Read Luke 3:1-20
“John answered them all, ‘I baptise you with water. But one more powerful than I will come, the thongs of whose sandals I am not worthy to untie. He will baptise you with the Holy Spirit and with fire”
John the Baptist was the last prophet of the Old Testament. The people were flocking to be baptised by him as a sign that they were responding to the call to renew their faith in God and to repent from the sin which separated them from Him. Yet this symbolic act of being immersed in the waters of the River Jordan was only a preparation. When the Lord Jesus came, He would ‘immerse us’ in the very life of the Trinity. How? Through his Death and Resurrection, the way was opened for the Lord to dwell within our hearts again. This is the essence of the Good News: “And hope does not disappoint us, because God has poured out his love into our hearts by the Holy Spirit, whom he has given us. You see, at just the right time, when we were still powerless, Christ died for the ungodly” (Rom. 5:5-6). In our pilgrimage you will be able to renew your baptismal vows at the River Jordan, the same river where John baptised Jesus.
In Greek the word ‘baptizo’ means ‘to be dipped’ or ‘brought under the influence of.’ It was commonly used to describe the action of dipping a piece of cloth into a dye and changing its colour. In the same way, when we were baptised we were ‘dipped’ in the Holy Spirit and brought under His influence. We need to make sure we remain docile to Him who dwells within us.
Stop and think about the fact that through your baptism the Holy Spirit actually dwells in you.
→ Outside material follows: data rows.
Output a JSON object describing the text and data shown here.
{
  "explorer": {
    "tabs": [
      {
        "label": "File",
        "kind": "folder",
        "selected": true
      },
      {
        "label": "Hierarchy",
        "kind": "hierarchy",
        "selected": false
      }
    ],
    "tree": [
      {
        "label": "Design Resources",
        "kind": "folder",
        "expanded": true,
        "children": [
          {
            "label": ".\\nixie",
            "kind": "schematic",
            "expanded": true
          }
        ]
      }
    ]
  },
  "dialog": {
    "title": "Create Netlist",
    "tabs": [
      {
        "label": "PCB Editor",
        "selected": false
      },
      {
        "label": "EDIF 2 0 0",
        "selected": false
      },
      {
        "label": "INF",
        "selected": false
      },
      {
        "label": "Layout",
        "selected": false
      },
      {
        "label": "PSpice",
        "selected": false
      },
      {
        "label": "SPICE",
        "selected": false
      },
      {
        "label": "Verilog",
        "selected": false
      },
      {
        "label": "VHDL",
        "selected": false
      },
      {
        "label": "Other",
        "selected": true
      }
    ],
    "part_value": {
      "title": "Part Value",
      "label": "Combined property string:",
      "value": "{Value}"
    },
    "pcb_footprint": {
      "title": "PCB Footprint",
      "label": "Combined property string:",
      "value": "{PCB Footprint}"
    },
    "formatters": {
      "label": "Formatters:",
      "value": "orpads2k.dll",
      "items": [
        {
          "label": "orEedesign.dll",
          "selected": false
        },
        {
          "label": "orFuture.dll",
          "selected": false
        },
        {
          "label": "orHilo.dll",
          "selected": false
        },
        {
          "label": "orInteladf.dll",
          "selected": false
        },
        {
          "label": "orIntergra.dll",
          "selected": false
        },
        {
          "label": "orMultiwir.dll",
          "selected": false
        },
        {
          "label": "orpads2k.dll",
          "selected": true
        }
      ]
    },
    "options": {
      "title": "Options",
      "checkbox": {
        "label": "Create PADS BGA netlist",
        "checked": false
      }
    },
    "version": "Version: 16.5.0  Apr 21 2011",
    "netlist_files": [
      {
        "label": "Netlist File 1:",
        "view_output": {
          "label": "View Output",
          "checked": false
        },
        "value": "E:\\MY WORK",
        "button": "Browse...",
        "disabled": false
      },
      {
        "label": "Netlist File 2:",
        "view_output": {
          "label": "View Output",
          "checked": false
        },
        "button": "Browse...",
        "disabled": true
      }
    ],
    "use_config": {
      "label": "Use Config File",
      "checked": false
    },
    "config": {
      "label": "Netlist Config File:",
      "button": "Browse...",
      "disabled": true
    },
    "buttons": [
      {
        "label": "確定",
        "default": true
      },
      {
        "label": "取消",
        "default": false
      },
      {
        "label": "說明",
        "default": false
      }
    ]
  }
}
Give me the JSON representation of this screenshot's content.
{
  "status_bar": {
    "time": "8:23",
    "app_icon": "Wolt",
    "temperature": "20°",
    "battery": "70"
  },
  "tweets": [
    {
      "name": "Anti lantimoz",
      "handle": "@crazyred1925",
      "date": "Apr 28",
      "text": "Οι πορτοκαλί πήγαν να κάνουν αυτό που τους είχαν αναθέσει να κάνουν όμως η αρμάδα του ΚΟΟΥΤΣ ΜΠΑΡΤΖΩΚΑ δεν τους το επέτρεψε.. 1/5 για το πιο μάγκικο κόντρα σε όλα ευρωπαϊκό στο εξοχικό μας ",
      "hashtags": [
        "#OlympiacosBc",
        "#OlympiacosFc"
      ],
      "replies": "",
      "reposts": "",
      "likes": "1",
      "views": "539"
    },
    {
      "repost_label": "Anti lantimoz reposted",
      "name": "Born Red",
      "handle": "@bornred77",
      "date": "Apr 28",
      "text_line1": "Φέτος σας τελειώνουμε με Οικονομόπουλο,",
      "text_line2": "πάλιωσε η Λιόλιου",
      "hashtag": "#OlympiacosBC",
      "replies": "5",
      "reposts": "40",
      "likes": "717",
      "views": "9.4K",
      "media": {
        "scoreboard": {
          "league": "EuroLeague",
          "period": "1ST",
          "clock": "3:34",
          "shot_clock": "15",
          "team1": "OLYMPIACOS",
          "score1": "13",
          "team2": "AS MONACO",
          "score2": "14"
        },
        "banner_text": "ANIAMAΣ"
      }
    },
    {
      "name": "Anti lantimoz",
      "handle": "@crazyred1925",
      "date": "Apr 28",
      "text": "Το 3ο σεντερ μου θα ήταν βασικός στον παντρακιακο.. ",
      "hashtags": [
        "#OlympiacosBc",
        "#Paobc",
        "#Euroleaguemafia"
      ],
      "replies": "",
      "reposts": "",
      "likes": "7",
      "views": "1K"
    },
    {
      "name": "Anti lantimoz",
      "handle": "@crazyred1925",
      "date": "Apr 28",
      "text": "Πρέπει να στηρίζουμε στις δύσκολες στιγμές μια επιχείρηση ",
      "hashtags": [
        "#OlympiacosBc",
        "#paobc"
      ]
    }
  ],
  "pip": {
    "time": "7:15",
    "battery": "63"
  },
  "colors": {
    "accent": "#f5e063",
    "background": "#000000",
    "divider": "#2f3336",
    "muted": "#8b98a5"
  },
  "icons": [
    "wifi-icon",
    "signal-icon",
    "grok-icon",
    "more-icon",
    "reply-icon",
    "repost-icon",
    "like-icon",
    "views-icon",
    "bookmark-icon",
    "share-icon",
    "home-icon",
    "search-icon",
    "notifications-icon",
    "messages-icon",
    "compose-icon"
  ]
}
“Late have I loved you, O Beauty ever ancient, ever new, late have I loved you! You were within me, but I was outside, and it was there that I searched for you. In my unloveliness I plunged into the lovely things which you created. You were with me, but I was not with you. Created things kept me from you; yet if they had not been in you they would have not been at all. You called, you shouted, and you broke through my deafness. You flashed, you shone, and you dispelled my blindness. You breathed your fragrance on me; I drew in breath and now I pant for you. I have tasted you, now I hunger and thirst for more. You touched me, and I burned for your peace” (St Augustine).